- Why are the weapons so valuable? Because they eliminate any chance of invasion and thus preserve the regime’s grip on power.
- What about economic growth, which Pres. Trump promises if Kim’s regime denuclearizes? Most analysts focus on whether that promise is realistic. It’s not, but that’s the wrong question. Kim’s real worry is whether growth would destabilize his regime, or, alternatively, whether a failed promise might destabilize it.
The family must think a growth strategy is too risky or they would long ago have followed the path Deng Xiaoping set for China, gradually liberalizing the economy under tight political control. Has young Kim changed his mind about that?
- America’s tough economic sanctions will only work under two conditions. First, they must not be undercut by China and Russia. Second, Kim must think the sanctions pose greater danger to his regime than giving up nuclear weapons. Right now, China is undercutting the sanctions, and Kim has given no indication he fears the sanctions more than denuclearization.
- A major deal like the one Trump proposes takes multiple summits to conclude and time to implement. Each summit is a small step. Don’t expect big results from this meeting. Look only for signals of progress and, most of all, for signals Kim has made basic choices.
- The most important question about this summit is whether Kim will undertake any costly, meaningful actions to denuclearize. He did not do so at the first summit. We won’t know if he has this time until the summit ends, and perhaps not even then.
- Any agreement hinges on North Korea disclosing all their nuclear facilities, including hidden ones. Until they make such a disclosure, they are telling us they have not yet decided the big question. If they do make such a disclosure, it is credible only if it includes everything our intelligence agencies already know and one or two things they don’t.

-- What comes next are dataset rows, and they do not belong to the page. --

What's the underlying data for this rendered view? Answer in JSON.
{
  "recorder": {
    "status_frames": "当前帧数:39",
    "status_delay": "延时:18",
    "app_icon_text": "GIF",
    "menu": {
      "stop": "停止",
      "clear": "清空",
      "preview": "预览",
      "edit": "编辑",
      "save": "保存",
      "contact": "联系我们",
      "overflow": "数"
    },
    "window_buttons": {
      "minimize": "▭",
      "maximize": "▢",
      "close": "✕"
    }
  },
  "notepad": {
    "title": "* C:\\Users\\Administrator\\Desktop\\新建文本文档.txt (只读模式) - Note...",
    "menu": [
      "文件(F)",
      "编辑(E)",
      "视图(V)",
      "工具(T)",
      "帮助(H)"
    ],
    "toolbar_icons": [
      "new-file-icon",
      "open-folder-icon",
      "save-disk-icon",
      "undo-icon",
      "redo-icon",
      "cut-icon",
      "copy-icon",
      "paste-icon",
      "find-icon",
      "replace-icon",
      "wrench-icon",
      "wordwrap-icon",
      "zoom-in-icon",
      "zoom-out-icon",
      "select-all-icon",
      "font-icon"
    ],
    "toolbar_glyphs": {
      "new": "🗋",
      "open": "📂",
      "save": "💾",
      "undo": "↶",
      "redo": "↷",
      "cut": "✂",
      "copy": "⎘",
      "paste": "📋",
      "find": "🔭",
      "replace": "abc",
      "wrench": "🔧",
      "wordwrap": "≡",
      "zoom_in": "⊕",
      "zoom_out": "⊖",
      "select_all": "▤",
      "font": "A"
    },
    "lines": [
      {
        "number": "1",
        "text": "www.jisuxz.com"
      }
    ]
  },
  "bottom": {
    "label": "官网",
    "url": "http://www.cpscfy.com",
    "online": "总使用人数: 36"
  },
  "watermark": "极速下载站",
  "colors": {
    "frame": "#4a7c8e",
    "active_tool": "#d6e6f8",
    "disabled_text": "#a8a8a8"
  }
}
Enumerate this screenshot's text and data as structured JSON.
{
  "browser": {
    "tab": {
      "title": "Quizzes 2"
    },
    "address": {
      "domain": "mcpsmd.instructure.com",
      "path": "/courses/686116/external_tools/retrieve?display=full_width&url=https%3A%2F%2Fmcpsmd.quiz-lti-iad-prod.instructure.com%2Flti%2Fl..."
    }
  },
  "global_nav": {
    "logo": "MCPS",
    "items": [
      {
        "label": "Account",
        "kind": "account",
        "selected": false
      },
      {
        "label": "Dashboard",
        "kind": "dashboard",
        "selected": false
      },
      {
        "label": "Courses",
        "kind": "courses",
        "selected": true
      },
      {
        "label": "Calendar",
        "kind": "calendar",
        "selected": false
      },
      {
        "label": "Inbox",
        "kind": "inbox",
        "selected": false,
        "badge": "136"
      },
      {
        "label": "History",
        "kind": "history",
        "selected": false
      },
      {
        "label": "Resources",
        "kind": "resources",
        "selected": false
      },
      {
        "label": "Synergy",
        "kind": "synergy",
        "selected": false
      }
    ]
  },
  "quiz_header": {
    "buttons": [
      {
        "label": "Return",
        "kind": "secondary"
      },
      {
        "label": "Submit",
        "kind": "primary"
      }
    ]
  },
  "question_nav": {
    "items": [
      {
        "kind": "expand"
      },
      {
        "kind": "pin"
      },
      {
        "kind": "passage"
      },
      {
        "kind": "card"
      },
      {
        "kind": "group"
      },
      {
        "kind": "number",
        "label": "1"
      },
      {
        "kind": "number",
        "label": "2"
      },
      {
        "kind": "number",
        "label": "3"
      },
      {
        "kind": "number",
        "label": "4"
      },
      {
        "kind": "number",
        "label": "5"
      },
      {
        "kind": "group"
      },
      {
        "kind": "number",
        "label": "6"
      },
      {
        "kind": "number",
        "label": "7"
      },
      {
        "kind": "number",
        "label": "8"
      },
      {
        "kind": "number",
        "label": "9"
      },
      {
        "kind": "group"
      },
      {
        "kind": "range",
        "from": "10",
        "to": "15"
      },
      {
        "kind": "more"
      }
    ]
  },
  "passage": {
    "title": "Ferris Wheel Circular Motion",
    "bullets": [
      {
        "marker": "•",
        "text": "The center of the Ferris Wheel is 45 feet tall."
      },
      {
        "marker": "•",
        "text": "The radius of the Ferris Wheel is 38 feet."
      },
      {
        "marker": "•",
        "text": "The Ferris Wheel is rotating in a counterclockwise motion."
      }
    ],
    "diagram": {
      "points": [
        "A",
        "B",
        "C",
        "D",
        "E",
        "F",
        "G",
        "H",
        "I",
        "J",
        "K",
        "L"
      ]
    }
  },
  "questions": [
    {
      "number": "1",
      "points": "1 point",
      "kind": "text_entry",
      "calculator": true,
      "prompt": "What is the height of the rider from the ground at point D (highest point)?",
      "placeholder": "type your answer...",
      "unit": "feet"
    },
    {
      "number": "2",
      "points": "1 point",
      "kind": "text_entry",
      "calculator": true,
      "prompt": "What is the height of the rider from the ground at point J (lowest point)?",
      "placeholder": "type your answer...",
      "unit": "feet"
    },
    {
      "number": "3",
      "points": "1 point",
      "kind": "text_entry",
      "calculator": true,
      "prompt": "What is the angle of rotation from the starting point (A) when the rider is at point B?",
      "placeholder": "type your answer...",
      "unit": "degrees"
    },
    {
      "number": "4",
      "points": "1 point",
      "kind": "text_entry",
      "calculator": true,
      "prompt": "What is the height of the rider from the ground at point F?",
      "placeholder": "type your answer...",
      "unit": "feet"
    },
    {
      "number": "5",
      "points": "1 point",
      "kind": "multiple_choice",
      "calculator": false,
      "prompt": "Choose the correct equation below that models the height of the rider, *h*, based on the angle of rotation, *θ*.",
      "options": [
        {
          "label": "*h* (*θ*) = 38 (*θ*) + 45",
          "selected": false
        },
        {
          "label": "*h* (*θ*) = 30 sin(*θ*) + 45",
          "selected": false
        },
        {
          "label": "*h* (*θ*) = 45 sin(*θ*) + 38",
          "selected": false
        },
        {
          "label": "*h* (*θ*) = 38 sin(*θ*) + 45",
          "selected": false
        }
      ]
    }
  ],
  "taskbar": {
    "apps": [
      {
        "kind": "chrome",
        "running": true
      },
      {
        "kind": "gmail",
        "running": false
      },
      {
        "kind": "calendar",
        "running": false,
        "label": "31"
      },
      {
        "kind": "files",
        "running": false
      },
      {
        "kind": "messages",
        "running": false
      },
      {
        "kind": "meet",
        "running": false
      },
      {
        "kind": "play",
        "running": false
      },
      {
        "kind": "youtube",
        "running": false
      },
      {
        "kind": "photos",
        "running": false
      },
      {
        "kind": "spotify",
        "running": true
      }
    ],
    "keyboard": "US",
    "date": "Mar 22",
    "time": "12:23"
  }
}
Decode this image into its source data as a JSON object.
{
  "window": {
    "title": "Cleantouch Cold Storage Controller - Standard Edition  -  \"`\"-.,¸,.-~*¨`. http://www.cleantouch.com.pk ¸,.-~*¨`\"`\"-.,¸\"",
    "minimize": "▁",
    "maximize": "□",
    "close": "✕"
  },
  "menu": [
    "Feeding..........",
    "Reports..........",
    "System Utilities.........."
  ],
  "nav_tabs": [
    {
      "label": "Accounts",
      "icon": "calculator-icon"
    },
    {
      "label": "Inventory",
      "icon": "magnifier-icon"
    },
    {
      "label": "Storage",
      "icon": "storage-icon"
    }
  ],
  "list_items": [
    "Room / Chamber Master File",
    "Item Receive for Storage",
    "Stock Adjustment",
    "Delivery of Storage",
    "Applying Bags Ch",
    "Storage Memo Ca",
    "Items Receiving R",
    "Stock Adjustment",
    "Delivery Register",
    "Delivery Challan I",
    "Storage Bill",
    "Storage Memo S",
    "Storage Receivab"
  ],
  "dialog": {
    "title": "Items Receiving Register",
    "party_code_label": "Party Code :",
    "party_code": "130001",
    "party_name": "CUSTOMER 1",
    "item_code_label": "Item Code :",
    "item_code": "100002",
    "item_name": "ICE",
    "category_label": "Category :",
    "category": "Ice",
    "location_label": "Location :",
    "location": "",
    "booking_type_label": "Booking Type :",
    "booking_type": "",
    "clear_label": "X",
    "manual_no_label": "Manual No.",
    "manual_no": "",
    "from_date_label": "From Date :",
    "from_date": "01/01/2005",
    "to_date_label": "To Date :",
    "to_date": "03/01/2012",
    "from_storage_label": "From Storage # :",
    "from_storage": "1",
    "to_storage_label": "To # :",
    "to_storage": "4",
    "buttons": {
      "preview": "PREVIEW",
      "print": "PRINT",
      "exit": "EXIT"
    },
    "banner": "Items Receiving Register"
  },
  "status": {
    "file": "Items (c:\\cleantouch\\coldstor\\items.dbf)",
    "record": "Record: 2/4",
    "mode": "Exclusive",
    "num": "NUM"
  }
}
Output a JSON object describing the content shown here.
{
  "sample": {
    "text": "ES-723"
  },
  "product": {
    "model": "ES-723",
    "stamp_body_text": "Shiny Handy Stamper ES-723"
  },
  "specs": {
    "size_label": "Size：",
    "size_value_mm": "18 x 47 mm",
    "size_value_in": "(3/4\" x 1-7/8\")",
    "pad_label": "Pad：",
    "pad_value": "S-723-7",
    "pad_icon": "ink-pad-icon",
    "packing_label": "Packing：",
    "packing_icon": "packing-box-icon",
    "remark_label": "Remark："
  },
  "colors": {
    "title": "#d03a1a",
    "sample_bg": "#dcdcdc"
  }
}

- Any final deal must include comprehensive, on-site, on-demand verification. Otherwise, the North Koreans could — and would — cheat. Without those inspections, it’s only a Potemkin deal, not a real one.
- Intrusive inspections like these are extremely difficult for a closed regime in a closed society like North Korea’s. They fear it will disclose too much about their military capacity and political vulnerability. Those are very real dangers for any regime, and they are far worse for closed, secretive ones.
- Trump has to decide whether to make any concessions without reciprocal ones from Kim. Previous administrations have been played for suckers, and the Kim family knows it. Their well-tested strategy is to win concessions in return for promises they later ignore. Trump’s typical strategy is ‘we keep the pressure on until there is a deal.’ He has already let up a little, stopping joint military exercises with South Korea. Any more US concessions without big ones from Kim would signal weakness. Watch closely to see what Trump gives up, what he gets for it, and whether any North Korean promises actually signal they are willing to denuclearize.
That’s it. There is little more to say until Donald Trump and Kim Jong-un conclude their meetings, issue a joint statement, and ‘unnamed senior US officials’ begin briefing the press on background.
Meanwhile, the cable channels will keep broadcasting, 24/7, repeating what we already know and adding filler to sop up the time. Until then, I recommend a good novel.
Charles Lipson is the Peter B. Ritzma Professor of Political Science Emeritus at the University of Chicago, where he is founding director of PIPES, the Program on International Politics, Economics, and Security.